## WHAT NEEDS TO BE DONE
Your task is to return all the entries below exactly, with every picture omitted.
━━━━━ MATERIAL TO PROCESS
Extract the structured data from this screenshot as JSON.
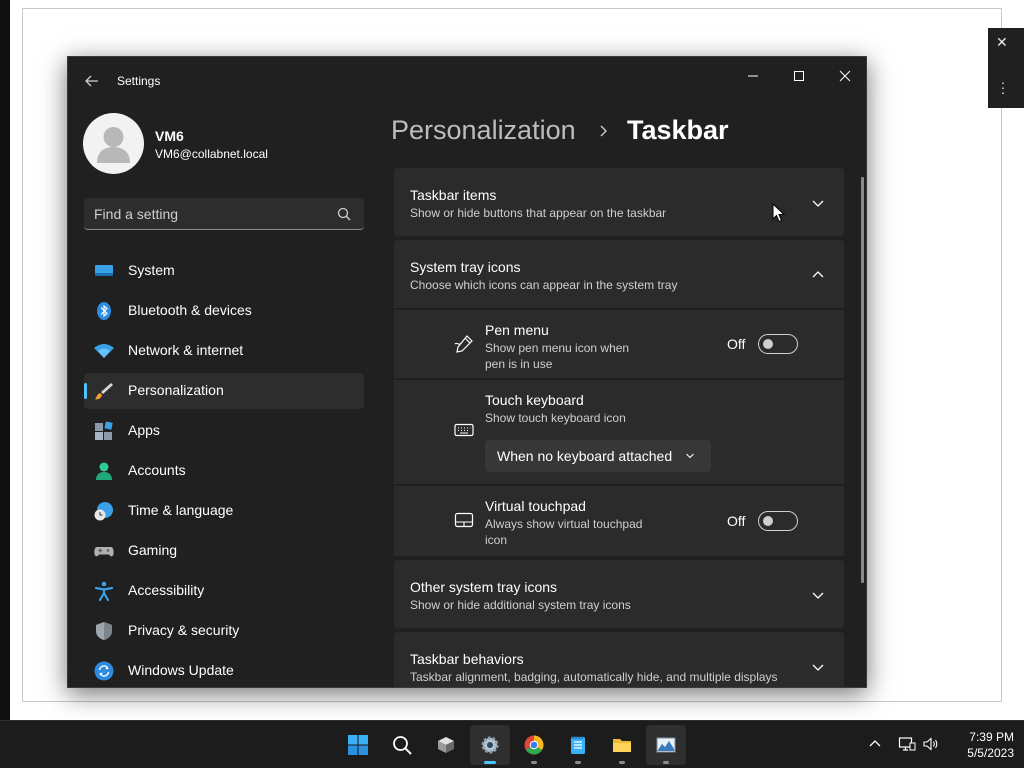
{
  "window": {
    "title": "Settings"
  },
  "profile": {
    "name": "VM6",
    "email": "VM6@collabnet.local"
  },
  "search": {
    "placeholder": "Find a setting"
  },
  "nav": [
    {
      "label": "System",
      "icon": "system-icon"
    },
    {
      "label": "Bluetooth & devices",
      "icon": "bluetooth-icon"
    },
    {
      "label": "Network & internet",
      "icon": "wifi-icon"
    },
    {
      "label": "Personalization",
      "icon": "brush-icon",
      "active": true
    },
    {
      "label": "Apps",
      "icon": "apps-icon"
    },
    {
      "label": "Accounts",
      "icon": "accounts-icon"
    },
    {
      "label": "Time & language",
      "icon": "clock-globe-icon"
    },
    {
      "label": "Gaming",
      "icon": "gamepad-icon"
    },
    {
      "label": "Accessibility",
      "icon": "accessibility-icon"
    },
    {
      "label": "Privacy & security",
      "icon": "shield-icon"
    },
    {
      "label": "Windows Update",
      "icon": "update-icon"
    }
  ],
  "breadcrumb": {
    "parent": "Personalization",
    "current": "Taskbar"
  },
  "sections": {
    "taskbar_items": {
      "title": "Taskbar items",
      "subtitle": "Show or hide buttons that appear on the taskbar",
      "expanded": false
    },
    "system_tray": {
      "title": "System tray icons",
      "subtitle": "Choose which icons can appear in the system tray",
      "expanded": true
    },
    "other_tray": {
      "title": "Other system tray icons",
      "subtitle": "Show or hide additional system tray icons",
      "expanded": false
    },
    "behaviors": {
      "title": "Taskbar behaviors",
      "subtitle": "Taskbar alignment, badging, automatically hide, and multiple displays",
      "expanded": false
    }
  },
  "tray_settings": {
    "pen_menu": {
      "title": "Pen menu",
      "desc": "Show pen menu icon when pen is in use",
      "state": "Off"
    },
    "touch_keyboard": {
      "title": "Touch keyboard",
      "desc": "Show touch keyboard icon",
      "value": "When no keyboard attached"
    },
    "virtual_touchpad": {
      "title": "Virtual touchpad",
      "desc": "Always show virtual touchpad icon",
      "state": "Off"
    }
  },
  "taskbar": {
    "apps": [
      "start-icon",
      "search-icon",
      "cube-app-icon",
      "settings-icon",
      "chrome-icon",
      "notepad-icon",
      "file-explorer-icon",
      "image-app-icon"
    ],
    "clock": {
      "time": "7:39 PM",
      "date": "5/5/2023"
    }
  },
  "colors": {
    "accent": "#4cc2ff",
    "window_bg": "#202020",
    "card_bg": "#2b2b2b"
  }
}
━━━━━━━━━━
## SOLUTION TO THIS TASK
Extract the structured data from this screenshot as JSON.
{
  "window": {
    "title": "Settings"
  },
  "profile": {
    "name": "VM6",
    "email": "VM6@collabnet.local"
  },
  "search": {
    "placeholder": "Find a setting"
  },
  "nav": [
    {
      "label": "System",
      "icon": "system-icon"
    },
    {
      "label": "Bluetooth & devices",
      "icon": "bluetooth-icon"
    },
    {
      "label": "Network & internet",
      "icon": "wifi-icon"
    },
    {
      "label": "Personalization",
      "icon": "brush-icon",
      "active": true
    },
    {
      "label": "Apps",
      "icon": "apps-icon"
    },
    {
      "label": "Accounts",
      "icon": "accounts-icon"
    },
    {
      "label": "Time & language",
      "icon": "clock-globe-icon"
    },
    {
      "label": "Gaming",
      "icon": "gamepad-icon"
    },
    {
      "label": "Accessibility",
      "icon": "accessibility-icon"
    },
    {
      "label": "Privacy & security",
      "icon": "shield-icon"
    },
    {
      "label": "Windows Update",
      "icon": "update-icon"
    }
  ],
  "breadcrumb": {
    "parent": "Personalization",
    "current": "Taskbar"
  },
  "sections": {
    "taskbar_items": {
      "title": "Taskbar items",
      "subtitle": "Show or hide buttons that appear on the taskbar",
      "expanded": false
    },
    "system_tray": {
      "title": "System tray icons",
      "subtitle": "Choose which icons can appear in the system tray",
      "expanded": true
    },
    "other_tray": {
      "title": "Other system tray icons",
      "subtitle": "Show or hide additional system tray icons",
      "expanded": false
    },
    "behaviors": {
      "title": "Taskbar behaviors",
      "subtitle": "Taskbar alignment, badging, automatically hide, and multiple displays",
      "expanded": false
    }
  },
  "tray_settings": {
    "pen_menu": {
      "title": "Pen menu",
      "desc": "Show pen menu icon when pen is in use",
      "state": "Off"
    },
    "touch_keyboard": {
      "title": "Touch keyboard",
      "desc": "Show touch keyboard icon",
      "value": "When no keyboard attached"
    },
    "virtual_touchpad": {
      "title": "Virtual touchpad",
      "desc": "Always show virtual touchpad icon",
      "state": "Off"
    }
  },
  "taskbar": {
    "apps": [
      "start-icon",
      "search-icon",
      "cube-app-icon",
      "settings-icon",
      "chrome-icon",
      "notepad-icon",
      "file-explorer-icon",
      "image-app-icon"
    ],
    "clock": {
      "time": "7:39 PM",
      "date": "5/5/2023"
    }
  },
  "colors": {
    "accent": "#4cc2ff",
    "window_bg": "#202020",
    "card_bg": "#2b2b2b"
  }
}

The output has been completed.